A bipartisan bill introduced on Friday in the U.S. House of Representatives would codify into law the memorandum of understanding signed in 2016 by Israel and the United States guaranteeing Israel $38 billion in defense assistance over 10 years, JTA reports.
The bill was authored by Reps. Ileana Ros-Lehtinen (R-FL), the chairwoman of the Middle East subcommittee, and Ted Deutch (D-FL), its ranking Democrat.
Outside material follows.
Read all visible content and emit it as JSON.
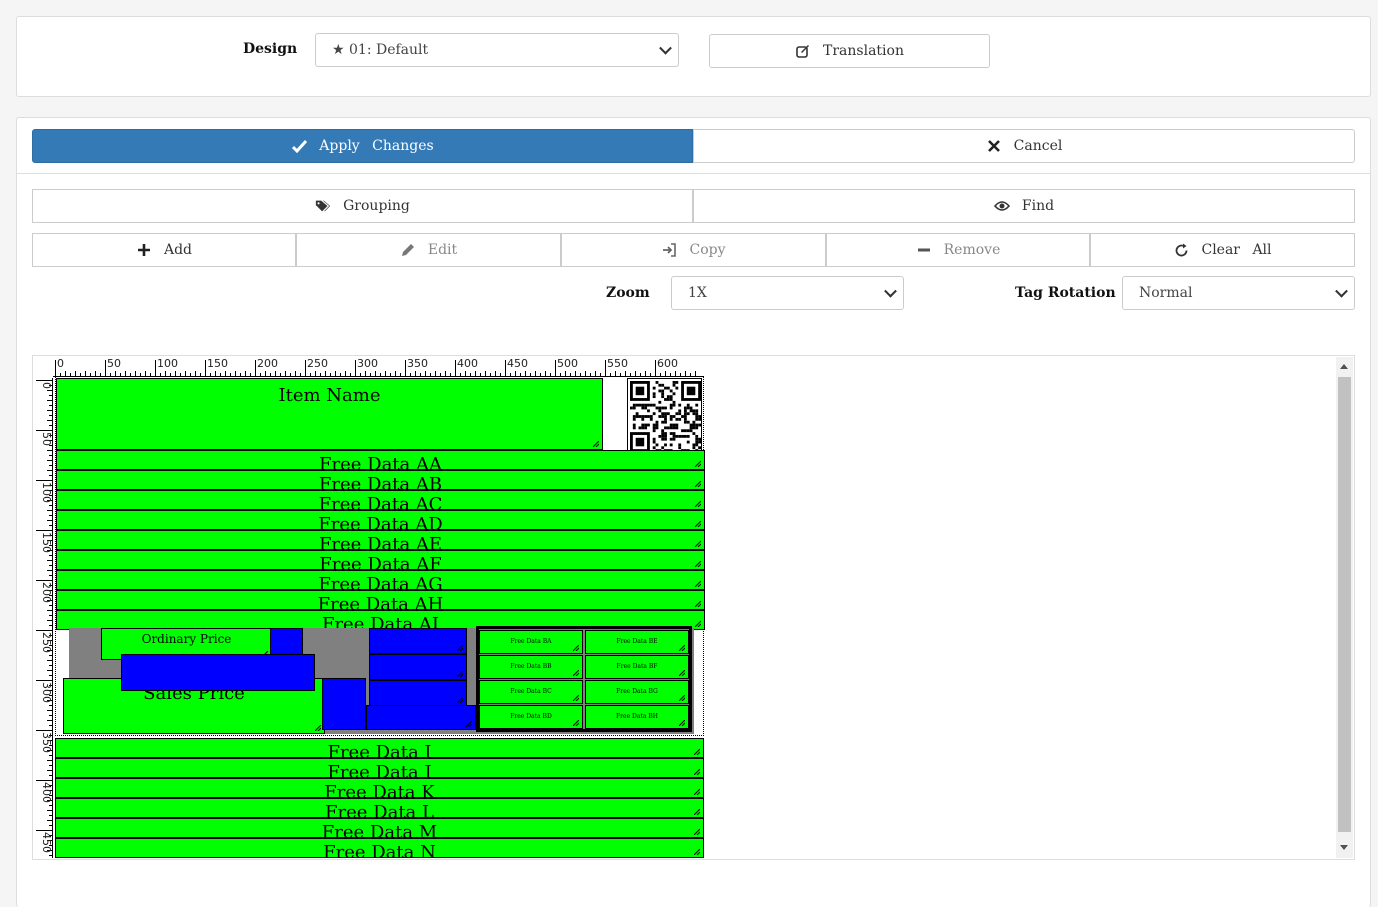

Their senior positions in their respective House caucuses means the bill has a high chance of passage.
In September of 2016, the United States and Israel signed a memorandum of understanding in September 2016 which grants Israel $3.8 billion annually beginning in 2018 and through 2028.
After the memorandum of understanding was signed, Republican senators said they would seek to overturn part of it so that Israel can receive even more aid.
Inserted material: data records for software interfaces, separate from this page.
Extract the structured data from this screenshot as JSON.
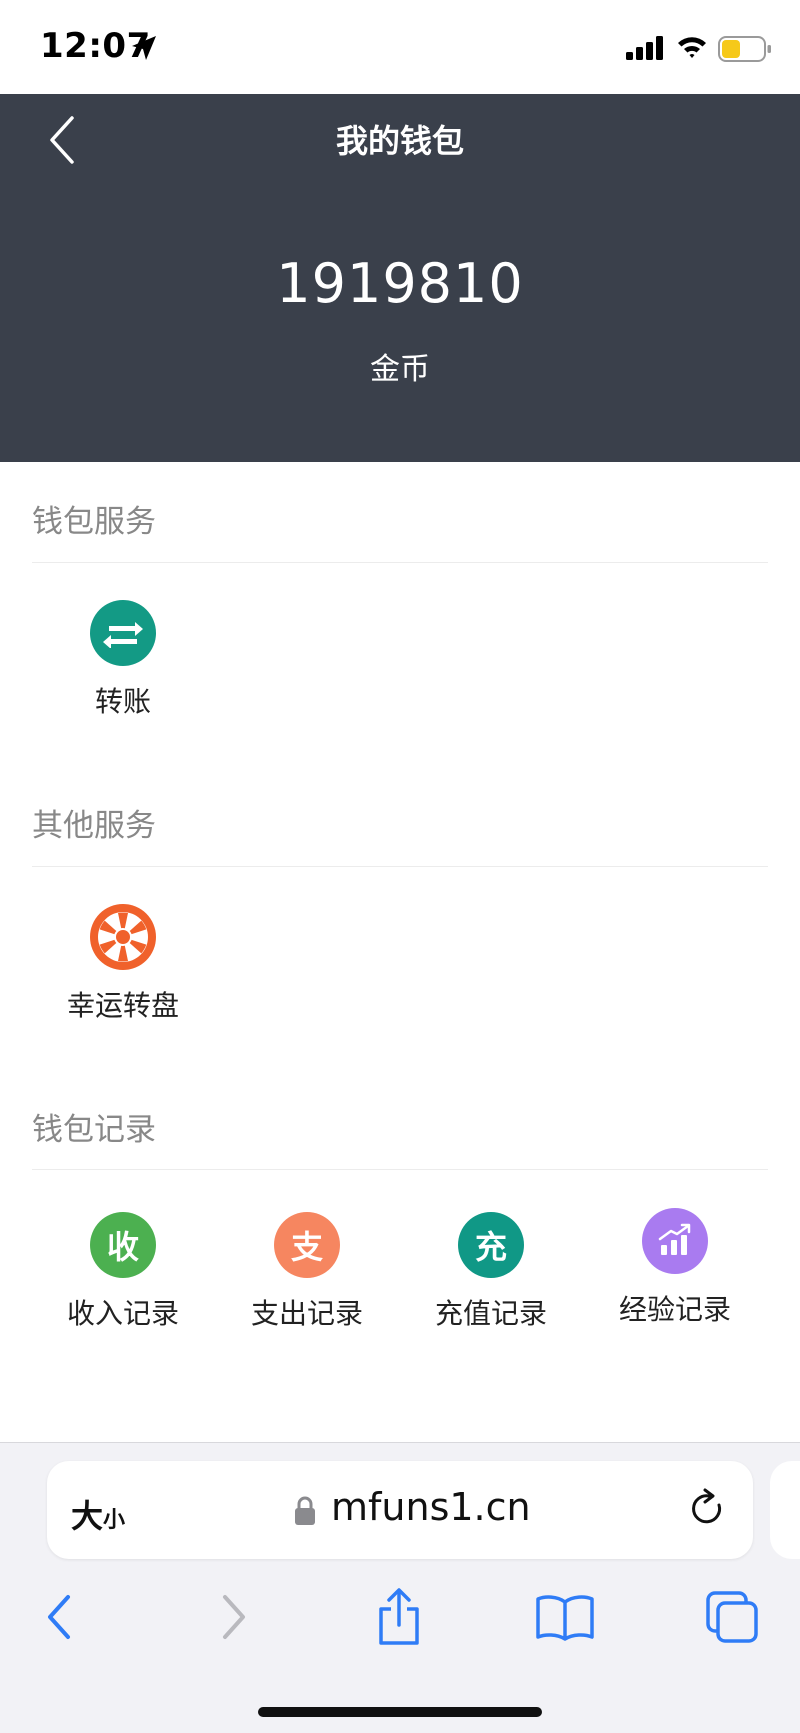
{
  "status_bar": {
    "time": "12:07"
  },
  "header": {
    "title": "我的钱包",
    "balance": "1919810",
    "balance_unit": "金币"
  },
  "sections": {
    "wallet_services": {
      "title": "钱包服务",
      "items": [
        {
          "label": "转账",
          "icon": "transfer-icon",
          "color": "#139a85"
        }
      ]
    },
    "other_services": {
      "title": "其他服务",
      "items": [
        {
          "label": "幸运转盘",
          "icon": "lucky-wheel-icon",
          "color": "#f0612b"
        }
      ]
    },
    "wallet_records": {
      "title": "钱包记录",
      "items": [
        {
          "label": "收入记录",
          "char": "收",
          "icon": "income-icon",
          "color": "#4cb050"
        },
        {
          "label": "支出记录",
          "char": "支",
          "icon": "expense-icon",
          "color": "#f68660"
        },
        {
          "label": "充值记录",
          "char": "充",
          "icon": "recharge-icon",
          "color": "#109886"
        },
        {
          "label": "经验记录",
          "icon": "experience-chart-icon",
          "color": "#a97bf0"
        }
      ]
    }
  },
  "browser": {
    "text_size_big": "大",
    "text_size_small": "小",
    "url": "mfuns1.cn"
  },
  "colors": {
    "header_bg": "#3a404b",
    "ios_blue": "#2f7cf6",
    "battery": "#f6c91a"
  }
}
Earlier this week, Senators Lindsey Graham, a leading Republican foreign policy voice, and Chris Coons, a Democratic member of the Senate Foreign Relations Committee, said they considered the provision of $38 billion over 10 years “a floor” and called for an increase in aid.
The legislation introduced on Friday comes ahead of AIPAC’s annual conference which begins Sunday.
In June of 2017, the House Appropriations Committee and the House and Senate Armed Services Committees advanced U.S.-Israel missile defense assistance and cooperation in the 2018 defense appropriations and authorizations bills.
These committees provided a total of $705 million for research and development and procurement funding for the Iron Dome, David’s Sling, Arrow-2 and Arrow-3 U.S.-Israel cooperative missile defense systems.
The funding represents a $558 million increase from President Donald Trump's budget request for these programs, and $105 million over last year’s adopted funding level.
(Arutz Sheva’s North American desk is keeping you updated until the start of Shabbat in New York. The time posted automatically on all Arutz Sheva articles, however, is Israeli time.)